## WORK TASK
Restate the data below, keeping every line the same.

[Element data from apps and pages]

################

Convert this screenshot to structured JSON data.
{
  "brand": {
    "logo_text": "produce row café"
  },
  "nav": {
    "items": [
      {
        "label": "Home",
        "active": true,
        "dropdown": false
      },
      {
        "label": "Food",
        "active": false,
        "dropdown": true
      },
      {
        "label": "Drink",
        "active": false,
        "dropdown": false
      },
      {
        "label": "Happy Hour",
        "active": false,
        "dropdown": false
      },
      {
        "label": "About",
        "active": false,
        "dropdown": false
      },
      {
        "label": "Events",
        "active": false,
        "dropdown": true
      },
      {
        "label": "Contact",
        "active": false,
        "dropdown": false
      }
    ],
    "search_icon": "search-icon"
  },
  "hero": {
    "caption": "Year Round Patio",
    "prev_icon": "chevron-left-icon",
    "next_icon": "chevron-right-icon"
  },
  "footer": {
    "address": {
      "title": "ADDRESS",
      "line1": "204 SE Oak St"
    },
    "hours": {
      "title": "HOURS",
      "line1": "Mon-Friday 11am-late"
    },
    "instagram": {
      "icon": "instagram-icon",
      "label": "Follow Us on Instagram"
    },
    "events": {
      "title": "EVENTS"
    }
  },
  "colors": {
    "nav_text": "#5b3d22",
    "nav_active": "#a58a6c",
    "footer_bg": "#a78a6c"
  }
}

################

## WRITTEN RESPONSE
Convert this screenshot to structured JSON data.
{
  "brand": {
    "logo_text": "produce row café"
  },
  "nav": {
    "items": [
      {
        "label": "Home",
        "active": true,
        "dropdown": false
      },
      {
        "label": "Food",
        "active": false,
        "dropdown": true
      },
      {
        "label": "Drink",
        "active": false,
        "dropdown": false
      },
      {
        "label": "Happy Hour",
        "active": false,
        "dropdown": false
      },
      {
        "label": "About",
        "active": false,
        "dropdown": false
      },
      {
        "label": "Events",
        "active": false,
        "dropdown": true
      },
      {
        "label": "Contact",
        "active": false,
        "dropdown": false
      }
    ],
    "search_icon": "search-icon"
  },
  "hero": {
    "caption": "Year Round Patio",
    "prev_icon": "chevron-left-icon",
    "next_icon": "chevron-right-icon"
  },
  "footer": {
    "address": {
      "title": "ADDRESS",
      "line1": "204 SE Oak St"
    },
    "hours": {
      "title": "HOURS",
      "line1": "Mon-Friday 11am-late"
    },
    "instagram": {
      "icon": "instagram-icon",
      "label": "Follow Us on Instagram"
    },
    "events": {
      "title": "EVENTS"
    }
  },
  "colors": {
    "nav_text": "#5b3d22",
    "nav_active": "#a58a6c",
    "footer_bg": "#a78a6c"
  }
}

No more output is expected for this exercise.